While outside the world of women’s basketball, the situation involving ESPN’s Rachel Nichols exemplifies the limitations of white allyship. Although Nichols frequently has used her television show, “The Jump,” to highlight the NBA’s racial justice initiatives, her support for racial equity stalled when it required relinquishing her power to open up an opportunity for her ESPN colleague Maria Taylor. Nichols, to again borrow Moore’s words, “gripped” her power “with a clinched fist,” “championing” her own “ambitions” instead of “thoughtfully empower[ing]” Taylor.

Bueckers did the opposite.

The positive reaction to her speech, especially from Black women, hints at the ways in which many white women athletes, as well as other white women in the sports space, have not fully reckoned with their white privilege, and the (many) privileges it comes with.

Can the media de-center white athletes?

In a post-ESPYs conversation with The Undefeated, Bueckers shared the genesis of her speech:

Over the past couple of years, I’ve just gotten a lot of attention in the media and a lot of it has been focused on me and other white athletes and I just want to use my platform to sort of share the light and ... expand the horizons on who gets the attention, who gets the social media followings.

Not so surprisingly, one of the unintended consequences of Bueckers’ speech has been more attention on her and her white allyship, instead of, as she intended, more attention on Black women.

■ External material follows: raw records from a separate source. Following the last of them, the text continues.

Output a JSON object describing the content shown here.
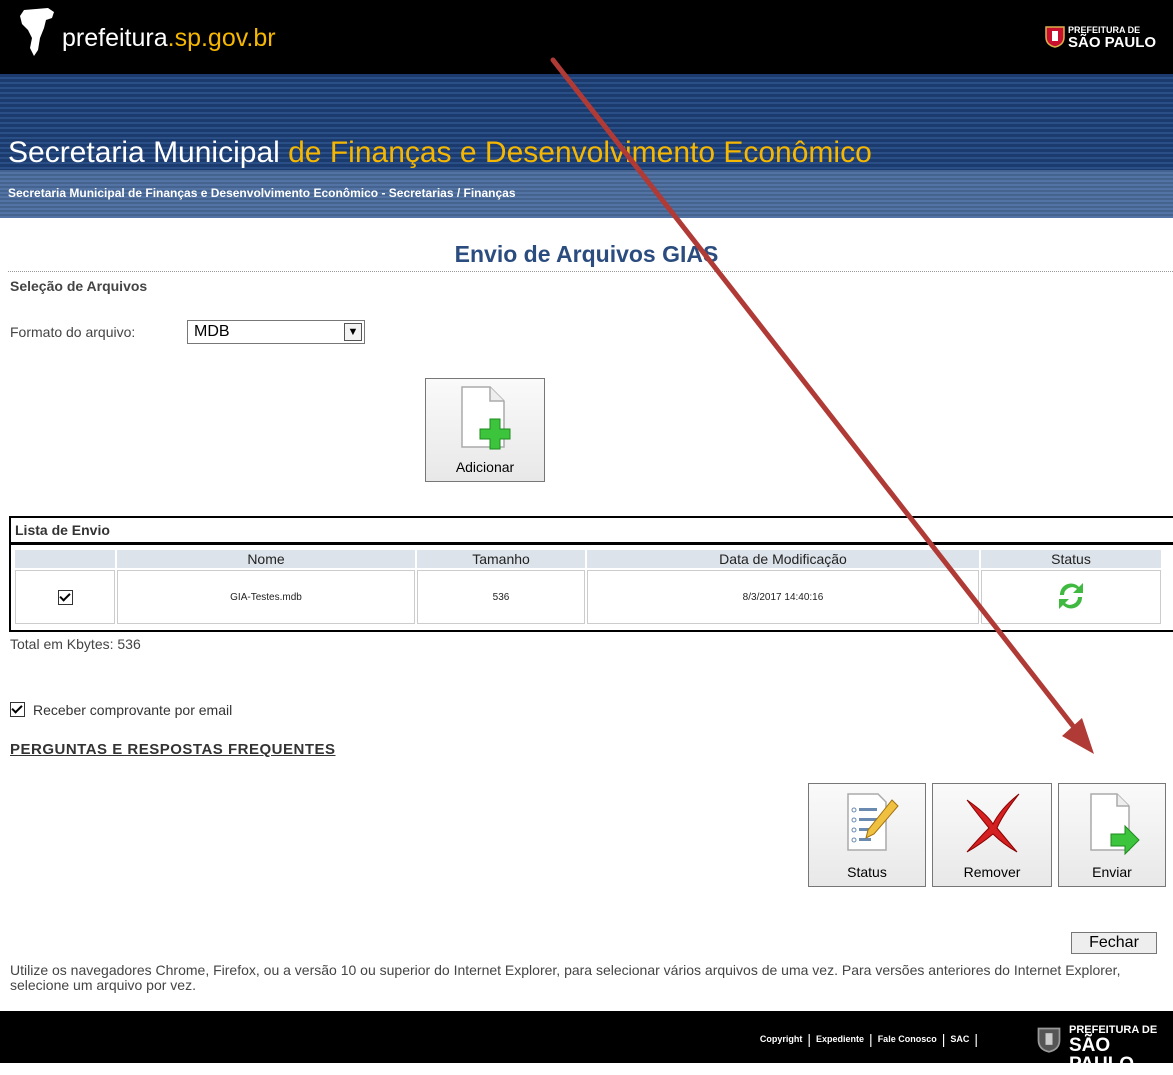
{
  "header": {
    "site_name_prefix": "prefeitura",
    "site_name_suffix": ".sp.gov.br",
    "brand_line1": "PREFEITURA DE",
    "brand_line2": "SÃO PAULO"
  },
  "banner": {
    "title_part1": "Secretaria Municipal ",
    "title_part2": "de Finanças e Desenvolvimento Econômico",
    "breadcrumb": "Secretaria Municipal de Finanças e Desenvolvimento Econômico - Secretarias / Finanças"
  },
  "page": {
    "title": "Envio de Arquivos GIAS",
    "selection_heading": "Seleção de Arquivos",
    "format_label": "Formato do arquivo:",
    "format_value": "MDB",
    "add_button": "Adicionar"
  },
  "send_list": {
    "title": "Lista de Envio",
    "columns": [
      "",
      "Nome",
      "Tamanho",
      "Data de Modificação",
      "Status"
    ],
    "rows": [
      {
        "checked": true,
        "name": "GIA-Testes.mdb",
        "size": "536",
        "modified": "8/3/2017 14:40:16",
        "status_icon": "refresh-icon"
      }
    ],
    "total": "Total em Kbytes: 536"
  },
  "options": {
    "email_receipt_label": "Receber comprovante por email",
    "email_receipt_checked": true,
    "faq_link": "PERGUNTAS E RESPOSTAS FREQUENTES"
  },
  "actions": {
    "status": "Status",
    "remove": "Remover",
    "send": "Enviar",
    "close": "Fechar"
  },
  "note": "Utilize os navegadores Chrome, Firefox, ou a versão 10 ou superior do Internet Explorer, para selecionar vários arquivos de uma vez. Para versões anteriores do Internet Explorer, selecione um arquivo por vez.",
  "footer": {
    "links": [
      "Copyright",
      "Expediente",
      "Fale Conosco",
      "SAC"
    ],
    "brand_line1": "PREFEITURA DE",
    "brand_line2": "SÃO PAULO"
  },
  "colors": {
    "accent": "#f5b700",
    "header_blue": "#1b3a6e",
    "title_blue": "#2b4c7e",
    "annotation_arrow": "#b03a35"
  }
}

This cycle — where white athletes who cede space to Black athletes receive credit and coverage for their choice — is further evidence of how firmly centered white athletes are in sports media.

With the implementation of the NCAA’s new NIL policy, this attention economy is even more precious for college athletes. Quite possibly, Bueckers’ speech inspired a number of companies to consider investing in her. If these companies were actually listening to her words — not simply captivated by the poised young white woman speaking the words — they would be contacting Black athletes about endorsement opportunities. They could start with the Black women who are Bueckers’ teammates at UConn: Olivia Nelson-Ododa, Christyn Williams, Evina Westbrook, Aubrey Griffin, Aaliyah Edwards, Mir McLean, Piath Gabriel, Azzi Fudd and Amari DeBerry.

Then there are the Black women who are members of the national champion Stanford Cardinal: Anna Wilson, Haley Jones, Fran Belibi and Agnes Emma-Nnopu. Two other teams expected to contend for the 2022 national title — South Carolina and Maryland — have a number of talented Black women ballers. There’s the rising junior trio of Aliyah Boston, Brea Beal and Zia Cooke, among others, for Gamecocks. The Terrapins are headlined by the likes of Ashley Owusu, Diamond Miller and Angel Reese. Elsewhere around the nation, there’s Rhyne Howard at Kentucky, NaLyssa Smith at Baylor and Naz Hillmon at Michigan.

These names are just the tip of iceberg. The sport of women’s college basketball is full of awesome, engaging, electrifying and elegant young Black women who deserve the spotlight, and any monetary opportunities that come with it.

Paige gets “it.” Will the media and sponsors also get “it”?